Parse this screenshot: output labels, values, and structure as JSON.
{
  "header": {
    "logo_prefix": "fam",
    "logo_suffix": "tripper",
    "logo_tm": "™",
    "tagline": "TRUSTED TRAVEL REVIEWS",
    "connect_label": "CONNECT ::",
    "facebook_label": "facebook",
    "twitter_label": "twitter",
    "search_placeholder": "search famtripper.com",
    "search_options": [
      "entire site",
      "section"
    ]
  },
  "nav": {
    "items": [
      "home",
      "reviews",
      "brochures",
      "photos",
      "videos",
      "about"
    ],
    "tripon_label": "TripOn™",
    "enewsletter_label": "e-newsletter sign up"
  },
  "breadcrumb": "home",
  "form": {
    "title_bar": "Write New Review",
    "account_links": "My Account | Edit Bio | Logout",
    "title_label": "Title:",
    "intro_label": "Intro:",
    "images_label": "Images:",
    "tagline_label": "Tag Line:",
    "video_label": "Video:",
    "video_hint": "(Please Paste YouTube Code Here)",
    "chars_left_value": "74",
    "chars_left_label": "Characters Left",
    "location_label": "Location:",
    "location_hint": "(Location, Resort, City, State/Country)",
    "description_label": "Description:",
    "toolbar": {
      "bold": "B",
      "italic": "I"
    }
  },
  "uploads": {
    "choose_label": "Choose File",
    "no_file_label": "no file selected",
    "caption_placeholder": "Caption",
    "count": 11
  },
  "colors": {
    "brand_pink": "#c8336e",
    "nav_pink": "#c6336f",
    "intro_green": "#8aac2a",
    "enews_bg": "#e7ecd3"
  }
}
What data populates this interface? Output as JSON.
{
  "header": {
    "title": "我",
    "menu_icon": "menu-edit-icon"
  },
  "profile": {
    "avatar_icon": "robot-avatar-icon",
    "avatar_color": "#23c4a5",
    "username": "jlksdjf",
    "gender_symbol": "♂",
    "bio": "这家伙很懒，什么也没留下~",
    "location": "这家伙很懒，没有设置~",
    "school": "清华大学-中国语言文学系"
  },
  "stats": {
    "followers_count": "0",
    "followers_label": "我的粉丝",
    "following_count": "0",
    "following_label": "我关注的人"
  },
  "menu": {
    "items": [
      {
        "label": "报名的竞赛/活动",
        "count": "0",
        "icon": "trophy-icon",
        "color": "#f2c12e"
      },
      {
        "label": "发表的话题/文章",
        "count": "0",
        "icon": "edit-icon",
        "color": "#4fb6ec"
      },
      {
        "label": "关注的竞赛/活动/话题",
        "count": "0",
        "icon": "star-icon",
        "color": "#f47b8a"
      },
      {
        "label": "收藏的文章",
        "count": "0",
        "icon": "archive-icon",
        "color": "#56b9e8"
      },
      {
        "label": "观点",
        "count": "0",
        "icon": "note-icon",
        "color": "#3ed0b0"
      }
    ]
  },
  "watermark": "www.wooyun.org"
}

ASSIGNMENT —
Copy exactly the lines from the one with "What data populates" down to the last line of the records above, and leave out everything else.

ANSWER TO THIS TASK —
What data populates this interface? Output as JSON.
{
  "header": {
    "title": "我",
    "menu_icon": "menu-edit-icon"
  },
  "profile": {
    "avatar_icon": "robot-avatar-icon",
    "avatar_color": "#23c4a5",
    "username": "jlksdjf",
    "gender_symbol": "♂",
    "bio": "这家伙很懒，什么也没留下~",
    "location": "这家伙很懒，没有设置~",
    "school": "清华大学-中国语言文学系"
  },
  "stats": {
    "followers_count": "0",
    "followers_label": "我的粉丝",
    "following_count": "0",
    "following_label": "我关注的人"
  },
  "menu": {
    "items": [
      {
        "label": "报名的竞赛/活动",
        "count": "0",
        "icon": "trophy-icon",
        "color": "#f2c12e"
      },
      {
        "label": "发表的话题/文章",
        "count": "0",
        "icon": "edit-icon",
        "color": "#4fb6ec"
      },
      {
        "label": "关注的竞赛/活动/话题",
        "count": "0",
        "icon": "star-icon",
        "color": "#f47b8a"
      },
      {
        "label": "收藏的文章",
        "count": "0",
        "icon": "archive-icon",
        "color": "#56b9e8"
      },
      {
        "label": "观点",
        "count": "0",
        "icon": "note-icon",
        "color": "#3ed0b0"
      }
    ]
  },
  "watermark": "www.wooyun.org"
}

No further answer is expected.